I’d bring my arms up over my head and hide my face until I heard the metal of the car door crumple and the lion chomping and chewing again. I’d scramble to the other side, and shake the door handle, trying to open it. It would eventually give and I’d hurl myself out, running as fast as I could, screaming, ‘Help! Help! A lion is chasing me.’ People would stop and stare as I scuttled down the street in my smocked dress and Mary Janes, chased by a lolloping lion.
I’d feel the lion’s breath on my neck and turn every now and then to see it galloping behind, stretching out its forelegs, its muscles undulating under its coat. I’d will my legs to move faster and wish it would chase someone else, but it never did.
Then I’d wake, my hair wet and the sheets matted from crying and tossing in my sleep. I’d lie panting, overcome with relief that it was over. The nightmare had ended.
Around this time, we took holidays in our caravan at Sandy Cape on the north coast of Tasmania. Our campsite was at the base of a hill. Half-way up the hill, Dad dug a hole, around which he erected sheets of tin for a dunny. I refused to use it, not only because of the pong, but because I was convinced the jungles of Africa were at the top of the hill and those lions would sneak down and get me while I was otherwise occupied.
Each morning when I woke, I feared opening my eyes in case a lion was peering through the window. When Dad went shooting one night up over the hill, I begged him not to go.
‘There are lions,’ I said.
‘Don’t be silly. There are no lions in Tasmania,’ he said.
‘How do you know?’
‘I just know. Everybody knows.’
‘Because there are no lions in Tasmania.’
‘What if they’ve come over from Africa?’
‘They can’t. Africa is miles and miles away, across a huge ocean.’
‘Are you sure?’
The next day when I woke, I checked that Dad was there, in his camp-stretcher, alive and in one piece.
‘Did you see any lions?’
‘’Course not. There aren’t any. C’mon, I’ll show you.’
‘No. No. I can’t,’ I said, shaking my head, my legs jiggling.
‘Come on. I’ll take you up there and show you there aren’t any lions.’
‘What if there are?’
‘There aren’t. I’ve been up there.’
I let him take my hand and we walked up the sandy track through the scrub, past the stinking dunny, and further up. As we neared the top of the hill, I tugged at his arm. ‘I don’t want to go up there.’
‘Come here.’ He hoisted me into his arms and carried me the rest of the way. I wrapped my legs around his waist, squeezing tight with my knees, and buried my head between his neck and shoulder. I didn’t look. When he stopped, I kept my head down and my eyes squeezed shut.

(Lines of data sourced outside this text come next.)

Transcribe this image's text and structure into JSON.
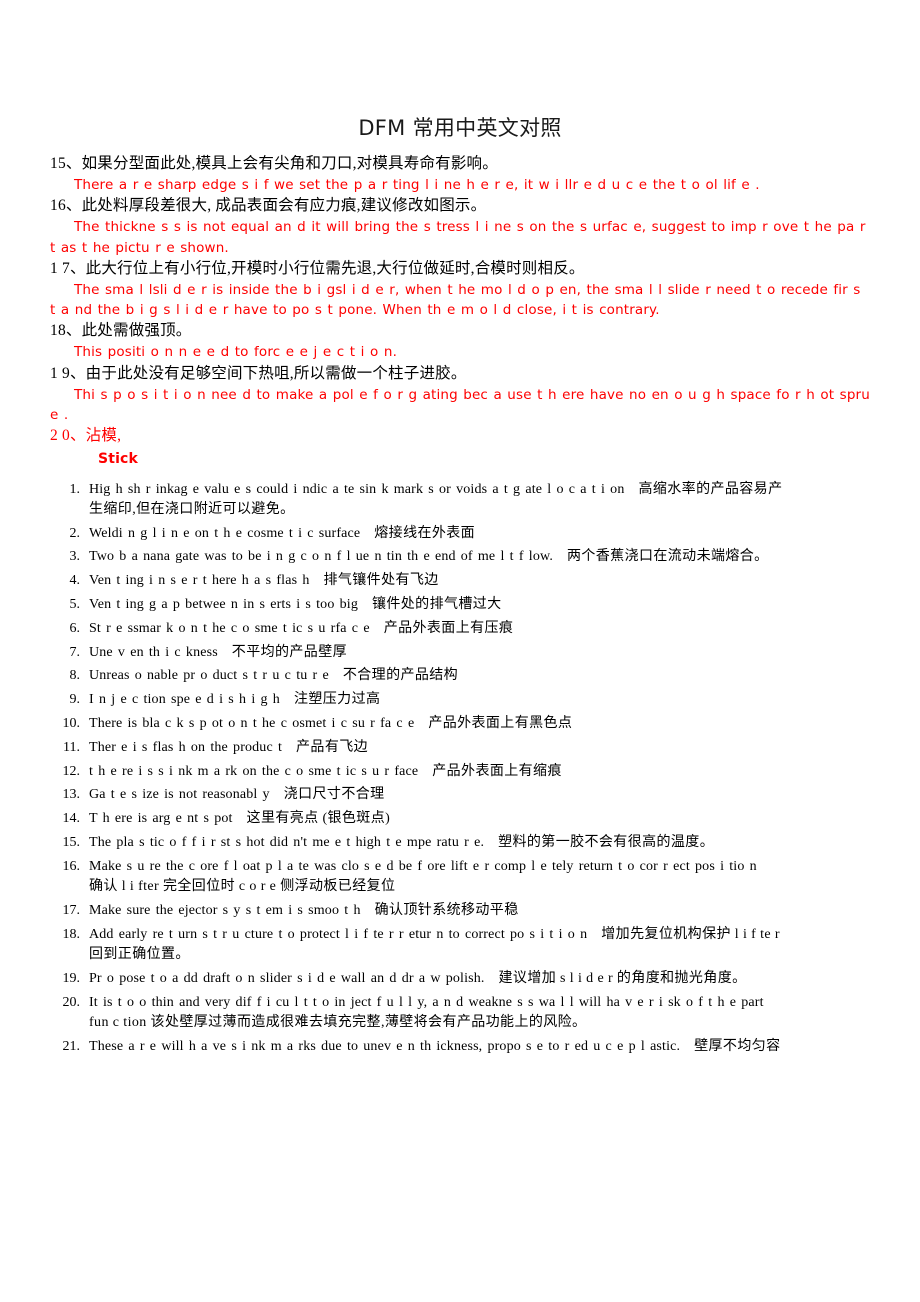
{
  "document": {
    "title": "DFM 常用中英文对照",
    "colors": {
      "red": "#fe0000",
      "black": "#000000",
      "background": "#ffffff"
    }
  },
  "notes": [
    {
      "cn": "15、如果分型面此处,模具上会有尖角和刀口,对模具寿命有影响。",
      "en": "There   a r e   sharp edge s   i f we set the p a r ting   l i ne   h e r e,  it  w i llr e d u c e  the t o ol lif e ."
    },
    {
      "cn": "16、此处料厚段差很大, 成品表面会有应力痕,建议修改如图示。",
      "en": "The thickne s s  is  not equal an d it will bring the  s tress l i ne s  on  the  s urfac e, suggest to imp r ove  t he pa r t  as   t he   pictu r e   shown."
    },
    {
      "cn": "1 7、此大行位上有小行位,开模时小行位需先退,大行位做延时,合模时则相反。",
      "en": "The sma l lsli d e r  is  inside the  b i gsl i d e r,  when  t he mo l d o p en, the  sma l l slide r  need  t o recede  fir s t  a nd the   b i g s l i d e r  have to po s t pone. When th e  m o l d close, i t  is  contrary."
    },
    {
      "cn": "18、此处需做强顶。",
      "en": "This positi o n  n e e d  to  forc e  e j e c t i o n."
    },
    {
      "cn": "1 9、由于此处没有足够空间下热咀,所以需做一个柱子进胶。",
      "en": "Thi s    p o s i t i o n nee d  to make a pol e  f o r  g ating bec a use t h ere have no en o u g h  space fo r  h ot  spru e ."
    },
    {
      "cn": "2 0、沾模,",
      "cn_red": true,
      "en": "Stick",
      "en_bold": true
    }
  ],
  "list_items": [
    {
      "num": "1.",
      "en": "Hig h  sh r inkag e    valu e s could  i ndic a te  sin k  mark s  or voids  a t   g ate l o c a t i on",
      "cn": "高缩水率的产品容易产",
      "cn_wrap": "生缩印,但在浇口附近可以避免。"
    },
    {
      "num": "2.",
      "en": "Weldi n g l i n e on  t h e  cosme t i c   surface",
      "cn": "熔接线在外表面"
    },
    {
      "num": "3.",
      "en": "Two   b a nana  gate  was to be i n g  c o n f l ue n tin th e end of  me l t    f low.",
      "cn": "两个香蕉浇口在流动未端熔合。"
    },
    {
      "num": "4.",
      "en": "Ven t ing  i n s e r t  here  h a s  flas h",
      "cn": "排气镶件处有飞边"
    },
    {
      "num": "5.",
      "en": "Ven t ing  g a p  betwee n  in s erts  i s  too big",
      "cn": "镶件处的排气槽过大"
    },
    {
      "num": "6.",
      "en": "St r e ssmar k  o n  t he  c o sme t ic  s u rfa c e",
      "cn": "产品外表面上有压痕"
    },
    {
      "num": "7.",
      "en": "Une v en th i c kness",
      "cn": "不平均的产品壁厚"
    },
    {
      "num": "8.",
      "en": "Unreas o nable pr o duct s t r u c tu r e",
      "cn": "不合理的产品结构"
    },
    {
      "num": "9.",
      "en": "I n j e c tion spe e d  i s h i g h",
      "cn": "注塑压力过高"
    },
    {
      "num": "10.",
      "en": "There is bla c k s p ot  o n  t he   c osmet i c  su r fa c e",
      "cn": "产品外表面上有黑色点"
    },
    {
      "num": "11.",
      "en": "Ther e  i s   flas h  on the produc t",
      "cn": "产品有飞边"
    },
    {
      "num": "12.",
      "en": "t h e re i s   s i nk  m a rk on the c o sme t ic  s u r face",
      "cn": "产品外表面上有缩痕"
    },
    {
      "num": "13.",
      "en": "Ga t e   s ize is  not  reasonabl y",
      "cn": "浇口尺寸不合理"
    },
    {
      "num": "14.",
      "en": "T h ere is arg e nt   s pot",
      "cn": "这里有亮点 (银色斑点)"
    },
    {
      "num": "15.",
      "en": "The   pla s tic  o f f i r st  s hot did n't  me e t  high t e mpe ratu r e.",
      "cn": "塑料的第一胶不会有很高的温度。",
      "cn_inline": true
    },
    {
      "num": "16.",
      "en": "Make   s u re the   c ore   f l oat  p l a te was  clo s e d  be f ore lift e r   comp l e tely return  t o cor r ect pos i tio n",
      "cn_wrap": "确认 l i fter 完全回位时 c o r e 侧浮动板已经复位"
    },
    {
      "num": "17.",
      "en": "Make   sure  the ejector  s y s t em i s  smoo t h",
      "cn": "确认顶针系统移动平稳"
    },
    {
      "num": "18.",
      "en": "Add early re t urn  s t r u cture  t o protect  l i f te r  r etur n  to correct po s i t i o n",
      "cn": "增加先复位机构保护 l i f te r",
      "cn_wrap": "回到正确位置。"
    },
    {
      "num": "19.",
      "en": "Pr o pose t o   a dd draft o n  slider s i d e   wall an d  dr a w polish.",
      "cn": "建议增加 s l i d e r 的角度和抛光角度。",
      "cn_inline": true
    },
    {
      "num": "20.",
      "en": "It is t o o thin and very dif f i cu l t   t o in ject  f u l l y,  a n d weakne s s  wa l l   will ha v e  r i sk o f   t h e   part",
      "cn_wrap": "fun c tion   该处壁厚过薄而造成很难去填充完整,薄壁将会有产品功能上的风险。"
    },
    {
      "num": "21.",
      "en": "These   a r e  will  h a ve  s i nk m a rks due  to unev e n  th ickness, propo s e  to  r ed u c e p l astic.",
      "cn": "壁厚不均匀容"
    }
  ]
}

‘See, there are no lions,’ he said. ‘Have a look for yourself.’
I shook my head.
‘Come on.’ He nudged me with his shoulder.
I gripped his neck. ‘Don’t let me go.’
‘I won’t. Just open your eyes and have a look.’
‘There aren’t any lions?’
‘Nope. No lions.’
I kept my chin tucked tight against his shoulder and opened my eyes to a squint. Grass — normal grass, not jungle grass. I lifted my chin a little. More grass and scrub, just like around Launceston and nothing like Africa. Finally, I raised my head fully. It was all normal, brown bush, like I’d seen everywhere else. No jungle. No Africa.
And no lions.
‘There are no lions,’ I said.
‘No, definitely no lions,’ said Dad.
I have never been one to believe what I was told; I’ve always liked proof and evidence. So thanks, Dad, for taking me up there and showing me there was only bush at the top of that hill, with no lions and no Africa.
I think the nightmares stopped soon after that.
Are there things you know now that you didn’t know as a child? Did you have some funny or weird beliefs? What about irrational childhood fears or a recurrent nightmare? (Or am I just strange? Don’t answer that…) I’d love to hear about them.